The passing of the one hundredth Remembrance Day since the end of the Great War 1914-18, last November, gave good reason (if it was needed) to revisit some of the written records of that gloomy period of European history. Often poignant, the poetry, letters and tragic lists of the fallen offer reminders, lest we forget, of the sacrifice of a generation. However, given the colossal loss of life, what sometimes appears absent from contemporary accounts is a view from the non-commissioned ranks, a ‘Tommy’s’ experience from the trenches of the front lines. As such, this memoir by Cpl Sam Sutcliffe, collated/edited by his son Phillip, offers a telling insight into the chaos of conflict visited on so many and the mind-set of those so often cast as ‘cannon-fodder’. Even allowing for the retrospective writing of this lengthy book, the vivid descriptions created by the author and the accompanying endnotes, cross-referencing a wide range of confirmatory material, make this a sobering but compelling read.
The title of the book gives an immediate flavour of the self-effacing humility of the author and yet he goes on to describe joining up aged just sixteen, with his older brother (Ted) and friends (in fact, Sam lied about his age, as the youngest recruit allowed was 19). The swell of public patriotic fervour in 1912 and the casual acceptance of the need to do ‘one’s duty’, in hindsight, seems naive. Moreover, the apparent absence of apprehension suggests a misunderstanding of the carnage of war. The phlegmatic acceptance of Sutcliffe’s parents to their young son’s decision also perhaps an echo of the national willingness to tolerate sacrifice. Though later, conscription became necessary and through his journey the author develops a certain cynicism about those who avoided service altogether and those who sought to distance themselves from the trenches at the front line, tempered only by the psychological breakdowns he witnessed there.
Subsequently Sutcliffe’s tender age did confer a temporary reprieve.

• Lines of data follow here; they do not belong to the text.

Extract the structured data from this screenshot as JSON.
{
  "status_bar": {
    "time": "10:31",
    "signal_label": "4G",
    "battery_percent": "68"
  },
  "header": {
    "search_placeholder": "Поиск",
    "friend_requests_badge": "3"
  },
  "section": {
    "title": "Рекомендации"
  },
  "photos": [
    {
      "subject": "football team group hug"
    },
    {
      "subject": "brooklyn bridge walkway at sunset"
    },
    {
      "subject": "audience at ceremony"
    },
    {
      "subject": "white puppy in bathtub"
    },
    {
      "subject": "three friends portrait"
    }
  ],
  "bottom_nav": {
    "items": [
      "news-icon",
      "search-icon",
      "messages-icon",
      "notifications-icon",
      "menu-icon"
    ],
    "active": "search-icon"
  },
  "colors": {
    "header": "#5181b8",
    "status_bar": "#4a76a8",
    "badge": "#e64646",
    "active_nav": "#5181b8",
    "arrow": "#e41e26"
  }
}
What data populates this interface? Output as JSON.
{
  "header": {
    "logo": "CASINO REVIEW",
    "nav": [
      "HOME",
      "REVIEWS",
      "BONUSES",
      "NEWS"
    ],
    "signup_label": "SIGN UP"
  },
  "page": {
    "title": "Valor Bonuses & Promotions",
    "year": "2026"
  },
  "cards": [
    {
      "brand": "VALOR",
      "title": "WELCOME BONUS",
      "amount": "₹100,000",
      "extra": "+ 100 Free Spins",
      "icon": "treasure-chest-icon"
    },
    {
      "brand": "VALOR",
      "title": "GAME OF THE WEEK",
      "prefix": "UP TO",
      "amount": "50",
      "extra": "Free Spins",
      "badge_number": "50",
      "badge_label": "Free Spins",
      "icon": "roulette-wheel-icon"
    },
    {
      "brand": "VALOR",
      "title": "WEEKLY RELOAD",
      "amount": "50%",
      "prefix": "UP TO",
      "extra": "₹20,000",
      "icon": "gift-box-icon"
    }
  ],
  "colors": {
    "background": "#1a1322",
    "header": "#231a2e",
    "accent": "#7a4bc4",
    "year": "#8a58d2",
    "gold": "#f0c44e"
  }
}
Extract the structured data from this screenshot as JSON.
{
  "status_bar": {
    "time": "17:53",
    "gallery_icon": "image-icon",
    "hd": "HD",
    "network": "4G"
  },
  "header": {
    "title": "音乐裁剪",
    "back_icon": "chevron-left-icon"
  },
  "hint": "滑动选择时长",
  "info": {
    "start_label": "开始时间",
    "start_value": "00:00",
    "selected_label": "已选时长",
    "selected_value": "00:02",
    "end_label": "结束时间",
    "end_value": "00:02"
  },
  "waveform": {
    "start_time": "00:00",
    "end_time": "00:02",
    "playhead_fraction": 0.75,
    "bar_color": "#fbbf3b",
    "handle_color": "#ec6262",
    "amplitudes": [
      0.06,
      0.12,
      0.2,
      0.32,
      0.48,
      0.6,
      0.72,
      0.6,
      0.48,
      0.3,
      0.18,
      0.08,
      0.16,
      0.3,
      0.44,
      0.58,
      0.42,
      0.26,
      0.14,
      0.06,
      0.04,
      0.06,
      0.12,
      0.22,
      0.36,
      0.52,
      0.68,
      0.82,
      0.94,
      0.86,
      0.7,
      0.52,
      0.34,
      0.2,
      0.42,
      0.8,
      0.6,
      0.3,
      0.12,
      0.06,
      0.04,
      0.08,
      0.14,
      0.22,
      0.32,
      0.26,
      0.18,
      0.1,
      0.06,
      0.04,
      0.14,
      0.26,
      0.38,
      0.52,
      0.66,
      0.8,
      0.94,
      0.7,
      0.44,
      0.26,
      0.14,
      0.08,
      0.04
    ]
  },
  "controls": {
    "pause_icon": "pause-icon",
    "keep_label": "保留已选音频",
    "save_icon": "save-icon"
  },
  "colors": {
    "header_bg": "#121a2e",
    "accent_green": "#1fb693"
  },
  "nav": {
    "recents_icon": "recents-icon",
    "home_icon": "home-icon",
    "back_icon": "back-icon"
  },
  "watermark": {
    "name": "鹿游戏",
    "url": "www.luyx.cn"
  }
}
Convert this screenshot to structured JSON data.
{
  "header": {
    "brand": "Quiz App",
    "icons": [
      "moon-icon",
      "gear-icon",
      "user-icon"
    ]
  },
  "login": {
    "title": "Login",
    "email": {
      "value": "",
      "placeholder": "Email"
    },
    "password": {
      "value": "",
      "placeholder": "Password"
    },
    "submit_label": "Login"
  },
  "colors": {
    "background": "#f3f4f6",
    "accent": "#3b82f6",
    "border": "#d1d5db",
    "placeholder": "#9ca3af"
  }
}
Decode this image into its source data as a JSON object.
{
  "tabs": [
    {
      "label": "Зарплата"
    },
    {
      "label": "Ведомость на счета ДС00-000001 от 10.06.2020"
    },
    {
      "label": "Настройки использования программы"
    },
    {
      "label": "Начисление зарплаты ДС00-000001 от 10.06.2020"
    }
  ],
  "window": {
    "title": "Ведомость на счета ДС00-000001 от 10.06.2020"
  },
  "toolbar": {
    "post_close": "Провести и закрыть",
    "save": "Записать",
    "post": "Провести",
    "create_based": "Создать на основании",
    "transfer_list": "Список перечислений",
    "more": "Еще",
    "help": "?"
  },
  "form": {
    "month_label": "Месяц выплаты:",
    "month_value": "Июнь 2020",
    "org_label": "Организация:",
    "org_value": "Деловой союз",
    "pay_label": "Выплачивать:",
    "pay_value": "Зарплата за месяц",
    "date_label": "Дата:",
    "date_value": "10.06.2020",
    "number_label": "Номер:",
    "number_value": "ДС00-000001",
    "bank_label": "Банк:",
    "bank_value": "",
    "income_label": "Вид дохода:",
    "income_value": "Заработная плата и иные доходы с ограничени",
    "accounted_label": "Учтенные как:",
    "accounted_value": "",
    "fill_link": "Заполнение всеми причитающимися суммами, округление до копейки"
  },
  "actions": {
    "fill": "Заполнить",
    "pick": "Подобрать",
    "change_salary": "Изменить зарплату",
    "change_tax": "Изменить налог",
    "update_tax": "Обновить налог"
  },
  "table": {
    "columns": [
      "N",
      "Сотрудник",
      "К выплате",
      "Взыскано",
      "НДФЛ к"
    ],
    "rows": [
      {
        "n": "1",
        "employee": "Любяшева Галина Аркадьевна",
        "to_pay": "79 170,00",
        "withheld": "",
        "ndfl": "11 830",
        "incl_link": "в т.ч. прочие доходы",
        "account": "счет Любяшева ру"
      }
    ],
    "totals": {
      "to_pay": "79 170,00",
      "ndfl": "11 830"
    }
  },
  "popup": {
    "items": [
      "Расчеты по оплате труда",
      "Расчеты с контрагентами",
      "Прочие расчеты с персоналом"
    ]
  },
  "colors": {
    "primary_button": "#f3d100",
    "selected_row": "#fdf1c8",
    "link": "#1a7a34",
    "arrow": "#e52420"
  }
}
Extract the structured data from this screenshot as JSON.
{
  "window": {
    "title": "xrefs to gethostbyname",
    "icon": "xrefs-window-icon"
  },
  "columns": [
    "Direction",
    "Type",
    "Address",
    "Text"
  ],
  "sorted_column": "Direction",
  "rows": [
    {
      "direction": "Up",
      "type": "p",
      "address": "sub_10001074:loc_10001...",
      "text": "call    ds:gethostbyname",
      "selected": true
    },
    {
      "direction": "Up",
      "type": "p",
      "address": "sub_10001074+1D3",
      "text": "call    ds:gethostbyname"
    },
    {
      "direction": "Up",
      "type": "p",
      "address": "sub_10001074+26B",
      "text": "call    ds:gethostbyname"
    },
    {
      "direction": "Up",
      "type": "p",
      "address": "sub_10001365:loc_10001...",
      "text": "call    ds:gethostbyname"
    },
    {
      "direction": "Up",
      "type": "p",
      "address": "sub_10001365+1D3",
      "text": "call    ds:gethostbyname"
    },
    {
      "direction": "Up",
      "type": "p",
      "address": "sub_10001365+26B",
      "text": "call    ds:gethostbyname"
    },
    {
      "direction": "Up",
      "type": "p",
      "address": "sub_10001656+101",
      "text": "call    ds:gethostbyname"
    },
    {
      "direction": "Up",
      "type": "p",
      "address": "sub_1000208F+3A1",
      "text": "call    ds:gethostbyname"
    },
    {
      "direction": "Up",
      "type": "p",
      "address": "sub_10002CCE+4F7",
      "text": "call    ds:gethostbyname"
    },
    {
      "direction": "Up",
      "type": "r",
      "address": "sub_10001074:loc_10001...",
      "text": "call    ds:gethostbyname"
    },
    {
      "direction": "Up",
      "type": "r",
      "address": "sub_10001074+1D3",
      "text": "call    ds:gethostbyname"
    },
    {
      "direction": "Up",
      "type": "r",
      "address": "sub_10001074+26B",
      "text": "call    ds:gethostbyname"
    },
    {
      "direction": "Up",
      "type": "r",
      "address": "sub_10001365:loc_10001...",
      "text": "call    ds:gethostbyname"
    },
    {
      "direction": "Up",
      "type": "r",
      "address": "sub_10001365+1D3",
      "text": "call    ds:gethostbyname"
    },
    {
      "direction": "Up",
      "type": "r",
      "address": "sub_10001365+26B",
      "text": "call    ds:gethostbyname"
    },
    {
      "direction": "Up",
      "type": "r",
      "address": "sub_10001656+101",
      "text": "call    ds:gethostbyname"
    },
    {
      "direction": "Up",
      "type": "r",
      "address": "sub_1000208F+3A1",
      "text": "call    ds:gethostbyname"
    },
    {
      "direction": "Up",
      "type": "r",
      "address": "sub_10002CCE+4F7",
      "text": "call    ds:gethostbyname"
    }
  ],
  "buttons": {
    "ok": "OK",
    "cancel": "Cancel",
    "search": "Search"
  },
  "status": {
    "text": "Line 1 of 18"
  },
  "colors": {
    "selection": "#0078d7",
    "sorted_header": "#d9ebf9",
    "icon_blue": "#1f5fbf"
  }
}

Still not eighteen, the author had already fought in the ill-fated Gallipoli campaign and the first battle of the Somme, rising to the rank of acting Sergeant, when he was plucked briefly to safety until 1917 (when he became nineteen) and could be returned to the western front, in time for the anticipated Spring offensive. Captured during that monumental effort by Germany to end the war, Sutcliffe relates his subsequent experience as a prisoner-of-war and an equally challenging personal struggle to just stay alive and survive the attendant risk of disease and privation.
This book is an extraordinary account of a teenager’s experience of a brutal conflict that culminated in a vast body count. After Gallipoli (wherein having been evacuated his unit was returned to cover the withdrawal of the foremost positions), the author laments the decimation of his original battalion of volunteers from London, culled from a thousand men to around just two hundred. Indeed the scale of this loss appears to haunt Sutcliffe throughout his account and his perspective clearly changes regarding the veneer of national pride, which he sees laid bare amid such abject failure.
At times the book reads like a novel. For example, the author is separated from his brother early on, but their paths cross several times in the course of the war. Yet, there is no disguising the sense of relief when the siblings both survive, albeit Ted’s exposure to gas in the trenches had a lasting effect. No commentary on the strategic mistakes pored over by historians in subsequent decades, nor criticism of the class system which conferred leadership roles on some ill-equipped to inspire others, though Sutcliffe does single out a couple of officers revered for their compassionate and resilient example, who did indeed lead from the front. Nonetheless, the reader is left with the distinct impression that notwithstanding his protestations to the contrary, Sam Sutcliffe’s contribution was indeed heroic and it is the collective efforts of many such ‘nobodies’ and a preparedness to do their ‘bit’ that ultimately made the crucial difference. We shall remember them...